Plaintiff and defendant were married on March 25, 1938. The disputed deed from Douglas S. Bell and Margaret F. Bell, his wife, to Anna W. J. Bell was dated February 10, 1938, before the defendant had become Anna Bell, but was recorded in April, after the marriage had taken place. Bell testified that he and the defendant, Anna Bell, together with Douglas Bell and his wife, met at the office of the building and loan association which held the mortgage on the property. The deed was signed by Douglas Bell and his wife, and then plaintiff, according to his story, told the defendant that the property was being transferred to her to hold until he wanted it deeded to him or to someone he should designate. To this, Bell said, defendant agreed. Douglas Bell testified that the property was turned over to the defendant "with the understanding when he wanted it back to do as he saw fit it would be turned over." Douglas Bell could not remember the exact conversation. Mrs. Douglas Bell, who was present at the meeting, testified that there was no discussion between the parties as to the conditions under which the property was transferred. She stated that her husband said they wanted the deed signed and she signed it.
Anna Bell, the defendant, testified that shortly after the marriage, and while she was still living in her own home, Bell came to her and told her that he was turning over the property to her. Anna Bell expressed surprise but said that if he wanted to turn over the property she had no objection. She denied having been at the building and loan office and said that the first time she saw the deed was some years later when she paid off the mortgage. She also denied that Bell put any condition upon the transfer. Somewhat in corroboration of Anna Bell's testimony, and in conflict with his direct testimony, Bell testified on cross-examination that after the marriage he told Anna Bell that title to the property had been put in her name. He could not recall what she said about it.
Two witnesses called by the plaintiff testified to statements made by Mrs. Bell concerning the property. There was no attempt to fix the time when the statements were made nor was there any effort on the part of the witnesses to give the exact language of the statements. Some letters written by the defendant were offered in evidence. They were written in 1941, three years after the transfer was made. They referred to promises made by the defendant to turn the property over to the plaintiff. They did not say when or under what circumstances the promises were made. Defendant admitted authorship of the letters. She said that upon occasion the plaintiff would become intoxicated and beat her. He would demand the conveyance of the property to him. She stated that the promises were made and the letters written in an endeavor to placate Bell. Whether or not that testimony is true, neither the letters nor the testimony concerning the statements made by the defendant are of any help in solving the problem. They are too remote in point of time from the date of the transfer of the property.

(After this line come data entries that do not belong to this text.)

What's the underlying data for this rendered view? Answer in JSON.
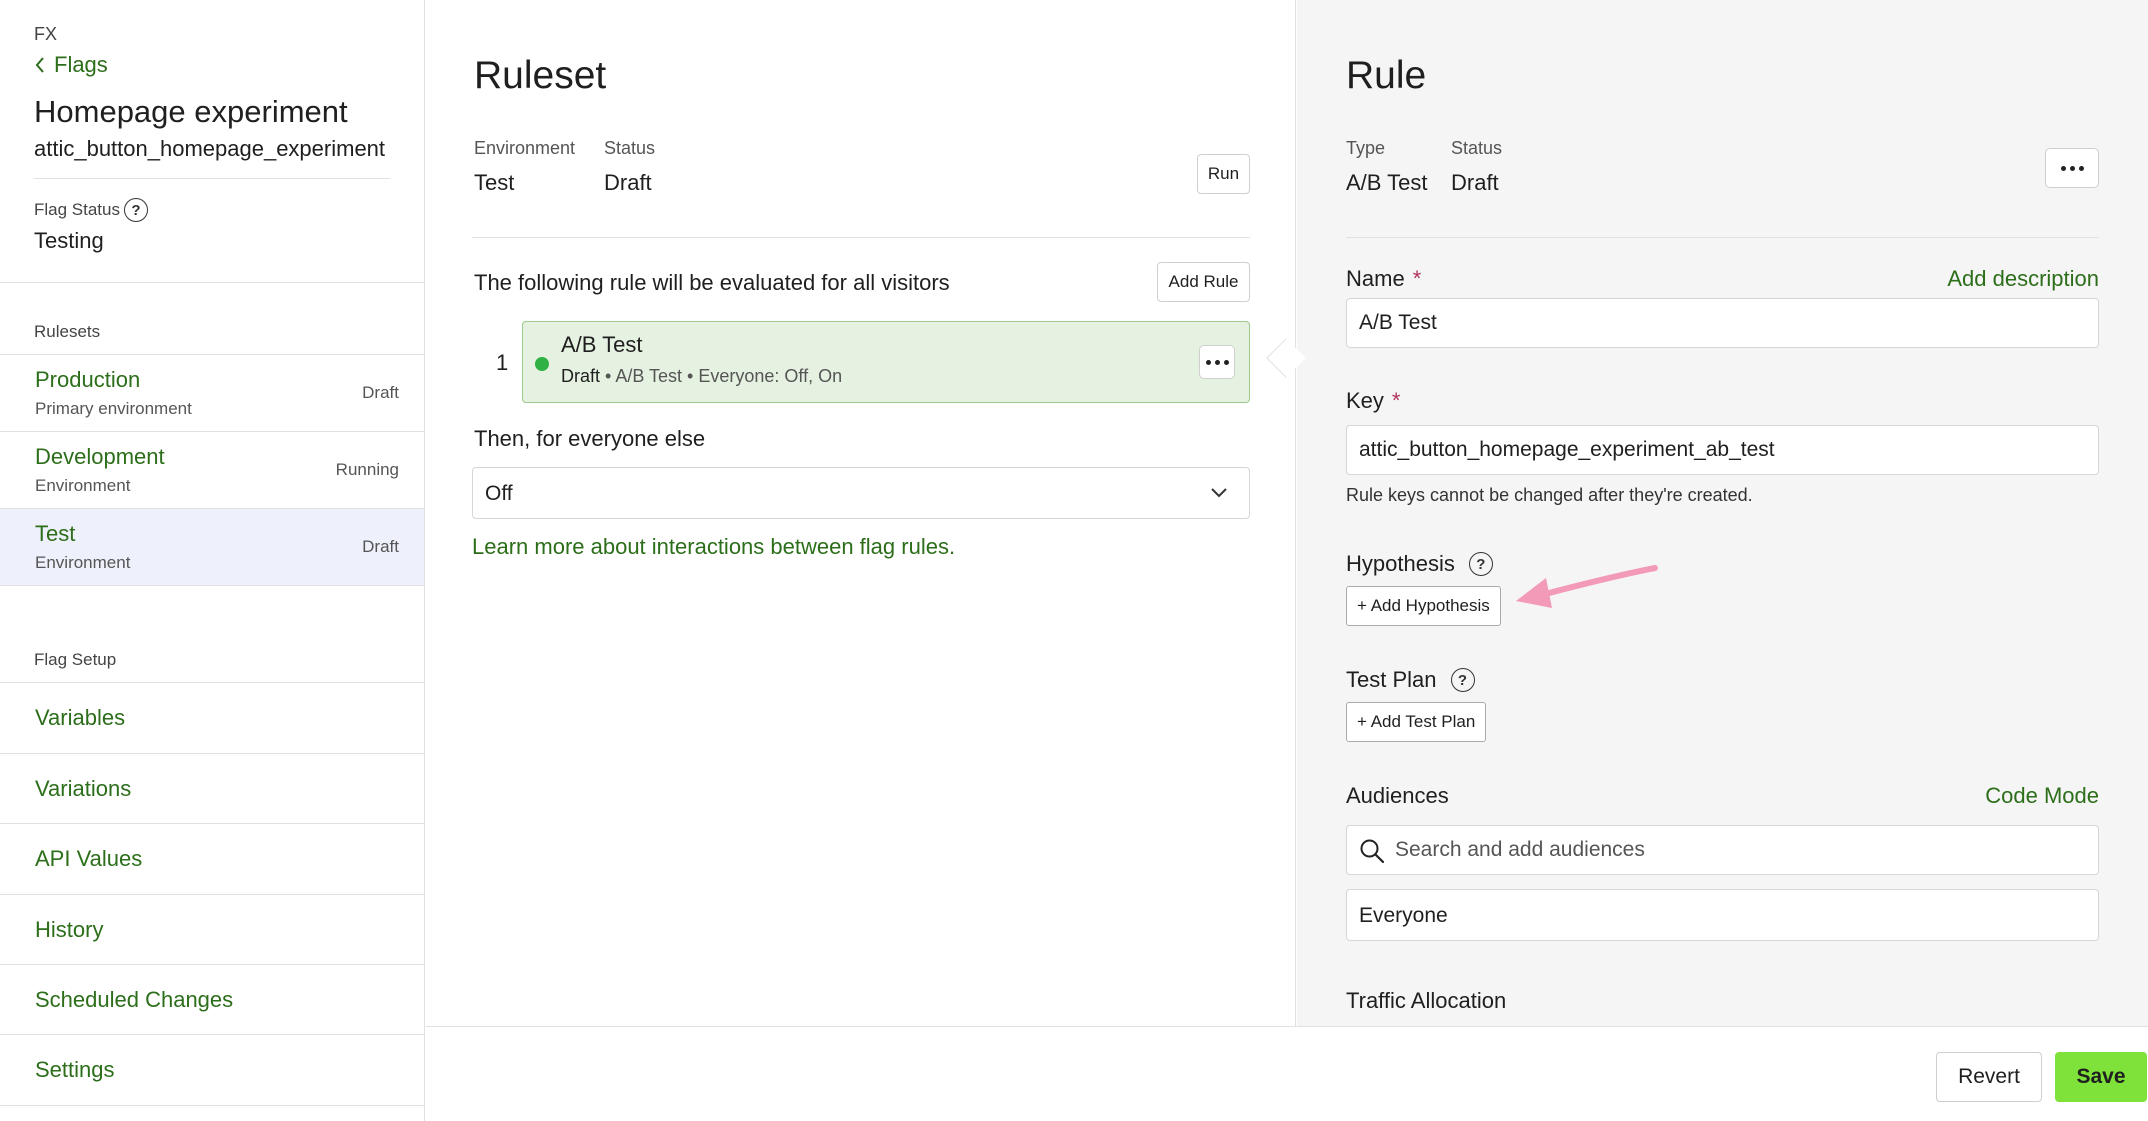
{
  "sidebar": {
    "product": "FX",
    "back_label": "Flags",
    "flag_name": "Homepage experiment",
    "flag_key": "attic_button_homepage_experiment",
    "flag_status_label": "Flag Status",
    "flag_status_value": "Testing",
    "rulesets_heading": "Rulesets",
    "environments": [
      {
        "name": "Production",
        "description": "Primary environment",
        "status": "Draft"
      },
      {
        "name": "Development",
        "description": "Environment",
        "status": "Running"
      },
      {
        "name": "Test",
        "description": "Environment",
        "status": "Draft"
      }
    ],
    "setup_heading": "Flag Setup",
    "setup_links": [
      "Variables",
      "Variations",
      "API Values",
      "History",
      "Scheduled Changes",
      "Settings"
    ]
  },
  "ruleset": {
    "title": "Ruleset",
    "environment_label": "Environment",
    "environment_value": "Test",
    "status_label": "Status",
    "status_value": "Draft",
    "run_label": "Run",
    "intro": "The following rule will be evaluated for all visitors",
    "add_rule_label": "Add Rule",
    "rule": {
      "index": "1",
      "name": "A/B Test",
      "status": "Draft",
      "type": "A/B Test",
      "audience_summary": "Everyone: Off, On"
    },
    "fallback_label": "Then, for everyone else",
    "fallback_value": "Off",
    "learn_more": "Learn more about interactions between flag rules."
  },
  "rule": {
    "title": "Rule",
    "type_label": "Type",
    "type_value": "A/B Test",
    "status_label": "Status",
    "status_value": "Draft",
    "name_label": "Name",
    "name_value": "A/B Test",
    "add_description": "Add description",
    "key_label": "Key",
    "key_value": "attic_button_homepage_experiment_ab_test",
    "key_hint": "Rule keys cannot be changed after they're created.",
    "hypothesis_label": "Hypothesis",
    "add_hypothesis": "+ Add Hypothesis",
    "test_plan_label": "Test Plan",
    "add_test_plan": "+ Add Test Plan",
    "audiences_label": "Audiences",
    "code_mode": "Code Mode",
    "audience_search_placeholder": "Search and add audiences",
    "audience_item": "Everyone",
    "traffic_allocation_label": "Traffic Allocation"
  },
  "footer": {
    "revert_label": "Revert",
    "save_label": "Save"
  },
  "colors": {
    "accent_green": "#2c6e1a",
    "save_button": "#7ee23a",
    "rule_card_bg": "#e6f2e1",
    "rule_dot": "#2fb144",
    "annotation_arrow": "#f29ab8"
  },
  "icons": [
    "chevron-left-icon",
    "help-icon",
    "more-icon",
    "chevron-down-icon",
    "search-icon",
    "annotation-arrow"
  ]
}
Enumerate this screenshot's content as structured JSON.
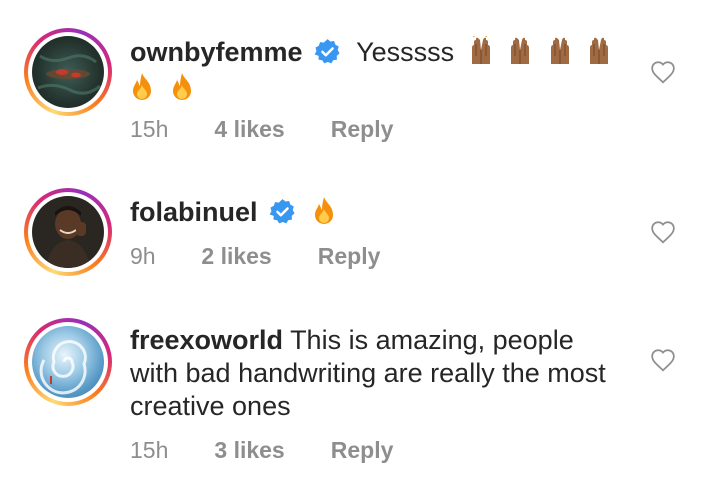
{
  "comments": [
    {
      "username": "ownbyfemme",
      "text": "Yesssss",
      "time": "15h",
      "likes": "4 likes",
      "reply": "Reply",
      "verified": true
    },
    {
      "username": "folabinuel",
      "text": "",
      "time": "9h",
      "likes": "2 likes",
      "reply": "Reply",
      "verified": true
    },
    {
      "username": "freexoworld",
      "text": "This is amazing, people",
      "text_line2": "with bad handwriting are really the most",
      "text_line3": "creative ones",
      "time": "15h",
      "likes": "3 likes",
      "reply": "Reply",
      "verified": false
    }
  ],
  "colors": {
    "text": "#262626",
    "meta": "#8e8e8e",
    "verified_blue": "#3897f0"
  },
  "icons": [
    "verified-badge-icon",
    "heart-outline-icon",
    "fire-emoji",
    "raised-hands-emoji"
  ]
}
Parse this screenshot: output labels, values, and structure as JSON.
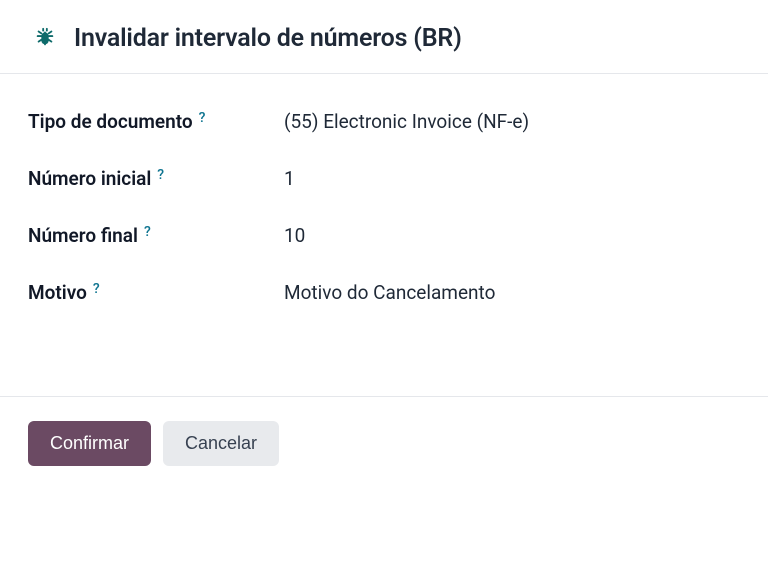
{
  "header": {
    "title": "Invalidar intervalo de números (BR)"
  },
  "form": {
    "document_type": {
      "label": "Tipo de documento",
      "value": "(55) Electronic Invoice (NF-e)"
    },
    "start_number": {
      "label": "Número inicial",
      "value": "1"
    },
    "end_number": {
      "label": "Número final",
      "value": "10"
    },
    "reason": {
      "label": "Motivo",
      "value": "Motivo do Cancelamento"
    },
    "help_glyph": "?"
  },
  "footer": {
    "confirm_label": "Confirmar",
    "cancel_label": "Cancelar"
  }
}
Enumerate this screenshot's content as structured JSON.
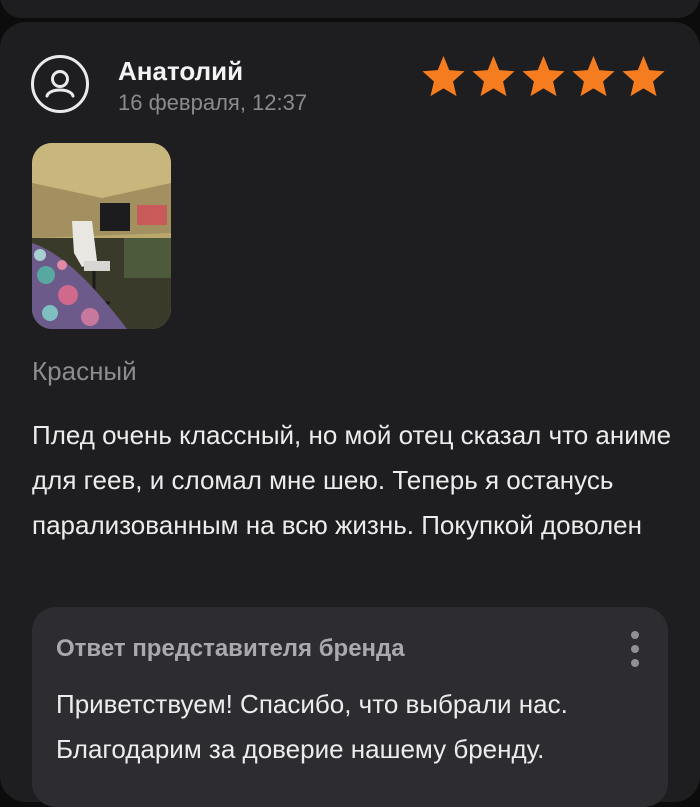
{
  "review": {
    "author": "Анатолий",
    "date": "16 февраля, 12:37",
    "rating": 5,
    "rating_max": 5,
    "star_color": "#f57c1f",
    "variant": "Красный",
    "text": "Плед очень классный, но мой отец сказал что аниме для геев, и сломал мне шею. Теперь я останусь парализованным на всю жизнь. Покупкой доволен",
    "avatar_icon": "user-circle-icon",
    "photo_icon": "review-photo"
  },
  "reply": {
    "title": "Ответ представителя бренда",
    "text": "Приветствуем! Спасибо, что выбрали нас. Благодарим за доверие нашему бренду.",
    "menu_icon": "more-vertical-icon"
  }
}
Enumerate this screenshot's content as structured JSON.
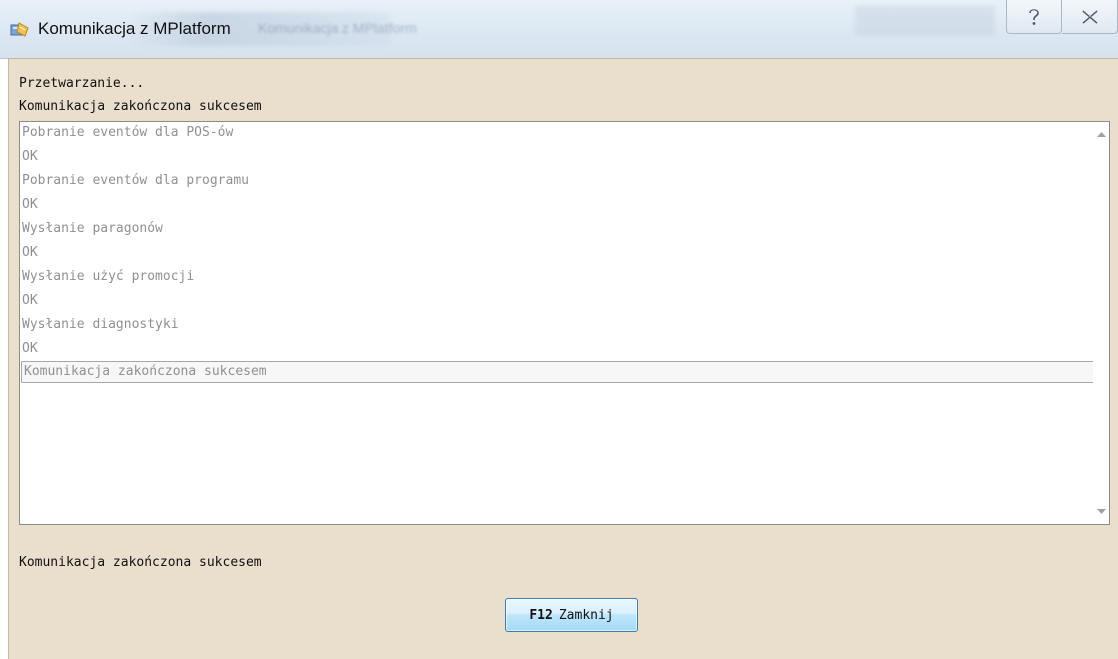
{
  "window": {
    "title": "Komunikacja z MPlatform",
    "ghost_title": "Komunikacja z MPlatform"
  },
  "status": {
    "line1": "Przetwarzanie...",
    "line2": "Komunikacja zakończona sukcesem"
  },
  "log": {
    "items": [
      "Pobranie eventów dla POS-ów",
      "OK",
      "Pobranie eventów dla programu",
      "OK",
      "Wysłanie paragonów",
      "OK",
      "Wysłanie użyć promocji",
      "OK",
      "Wysłanie diagnostyki",
      "OK",
      "Komunikacja zakończona sukcesem"
    ],
    "selected_index": 10
  },
  "footer": {
    "status": "Komunikacja zakończona sukcesem"
  },
  "buttons": {
    "close_key": "F12",
    "close_label": "Zamknij"
  },
  "colors": {
    "client_bg": "#e9dfcc",
    "log_text": "#909090",
    "button_border": "#3c7fb1"
  },
  "icons": {
    "app": "app-package-icon",
    "help": "help-icon",
    "close": "close-icon",
    "scroll_up": "scroll-up-icon",
    "scroll_down": "scroll-down-icon"
  }
}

The rule in this state is well settled that where a husband procures real estate to be conveyed to his wife, he paying the consideration, a presumption arises that he intends to settle the property on her, and while such presumption may be rebutted, the proof offered to accomplish it must be certain, definite, reliable and convincing, leaving no reasonable
doubt of the intention of the parties. And the proof relied on to rebut the presumption of a settlement must be of facts antecedent to or contemporaneous with the purchase or else immediately afterwards so as to be, in fact, part of the same transaction. McGee v. McGee , 81 N.J. Eq. 190, 86 A. 406.
Plaintiff's proofs fail to meet the standards set by the rule. His testimony concerning the conditions placed upon the transfer was corroborated rather weakly by his brother. On the other hand, defendant denied that Bell told her that she was to hold the property for him. In this she was corroborated by Mrs. Douglas Bell, the only unprejudiced ...